GSB originally called for remote instruction for students in grades 5-8 for the remainder of the week on Tuesday, Sept. 14, after the school was identified as being in “outbreak status,” as determined by the Maine Center for Disease Control and Prevention.
The agency defines an outbreak as three or more confirmed cases from different households within 14 days linked in space, such as at school or an event.
A letter sent on Tuesday explains that the definition of a close contact, per the Maine CDC, is expanded during an outbreak to include students who had a common recess or lunch together, whether or not they were within six feet of each other.
Close contacts are also defined as being within six feet of a person for 15 minutes or longer (cumulatively throughout a day), with or without a face covering, or having unprotected physical contact with someone who has a confirmed case of COVID-19.
GSB will implement some changes when in-person instruction resumes. Students will have meals served to them at their tables, only two students will sit at a table at lunch, homeroom cohorts will be separated at recess and during outside snack, students will no longer use lockers, and 7th and 8th grade students will see changes to their schedules to reduce movement between classes.
The Sept. 15 letter outlines guidance from Harvard Pilgrim Health on how vaccinated and unvaccinated individuals can help reduce the spread.

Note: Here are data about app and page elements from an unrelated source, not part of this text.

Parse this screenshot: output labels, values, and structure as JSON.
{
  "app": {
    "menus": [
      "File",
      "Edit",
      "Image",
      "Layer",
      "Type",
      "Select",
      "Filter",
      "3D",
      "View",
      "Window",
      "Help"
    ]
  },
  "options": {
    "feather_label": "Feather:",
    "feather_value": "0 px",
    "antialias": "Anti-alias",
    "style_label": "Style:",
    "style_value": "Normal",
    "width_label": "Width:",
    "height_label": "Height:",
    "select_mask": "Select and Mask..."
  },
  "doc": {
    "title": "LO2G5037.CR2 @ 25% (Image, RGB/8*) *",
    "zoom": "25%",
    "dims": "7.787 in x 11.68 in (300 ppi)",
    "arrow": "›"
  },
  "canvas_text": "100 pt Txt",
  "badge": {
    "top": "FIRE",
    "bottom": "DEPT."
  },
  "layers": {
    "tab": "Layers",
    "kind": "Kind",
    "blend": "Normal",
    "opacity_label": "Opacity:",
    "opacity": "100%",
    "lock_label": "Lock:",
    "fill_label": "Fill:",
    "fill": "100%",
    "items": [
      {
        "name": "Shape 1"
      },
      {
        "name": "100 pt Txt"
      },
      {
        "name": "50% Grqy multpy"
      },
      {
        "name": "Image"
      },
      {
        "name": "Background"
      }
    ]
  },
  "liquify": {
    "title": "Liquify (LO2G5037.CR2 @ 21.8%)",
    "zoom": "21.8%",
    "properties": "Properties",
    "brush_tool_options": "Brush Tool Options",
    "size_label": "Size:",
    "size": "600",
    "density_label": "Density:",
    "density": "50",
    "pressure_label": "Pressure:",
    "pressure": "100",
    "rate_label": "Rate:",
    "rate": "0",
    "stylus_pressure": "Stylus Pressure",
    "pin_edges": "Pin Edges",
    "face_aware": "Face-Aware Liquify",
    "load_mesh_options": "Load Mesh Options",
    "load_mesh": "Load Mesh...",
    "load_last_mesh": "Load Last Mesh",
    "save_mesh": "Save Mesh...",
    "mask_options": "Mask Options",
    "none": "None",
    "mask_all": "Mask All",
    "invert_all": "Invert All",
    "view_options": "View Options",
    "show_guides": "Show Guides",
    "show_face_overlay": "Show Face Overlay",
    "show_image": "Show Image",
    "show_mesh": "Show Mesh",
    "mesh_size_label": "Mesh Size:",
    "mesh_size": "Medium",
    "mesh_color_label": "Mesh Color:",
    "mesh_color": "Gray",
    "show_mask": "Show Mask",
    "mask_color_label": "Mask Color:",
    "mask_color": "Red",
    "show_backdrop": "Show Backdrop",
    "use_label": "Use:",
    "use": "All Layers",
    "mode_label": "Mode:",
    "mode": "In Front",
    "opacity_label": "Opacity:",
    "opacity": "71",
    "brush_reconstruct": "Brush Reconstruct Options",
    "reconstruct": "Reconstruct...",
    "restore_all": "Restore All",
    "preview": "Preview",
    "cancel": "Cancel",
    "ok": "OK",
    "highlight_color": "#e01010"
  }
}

These suggestions include wearing a face mask, maintaining six feet of distance with others, avoiding large gatherings, washing hands often, and staying home when sick.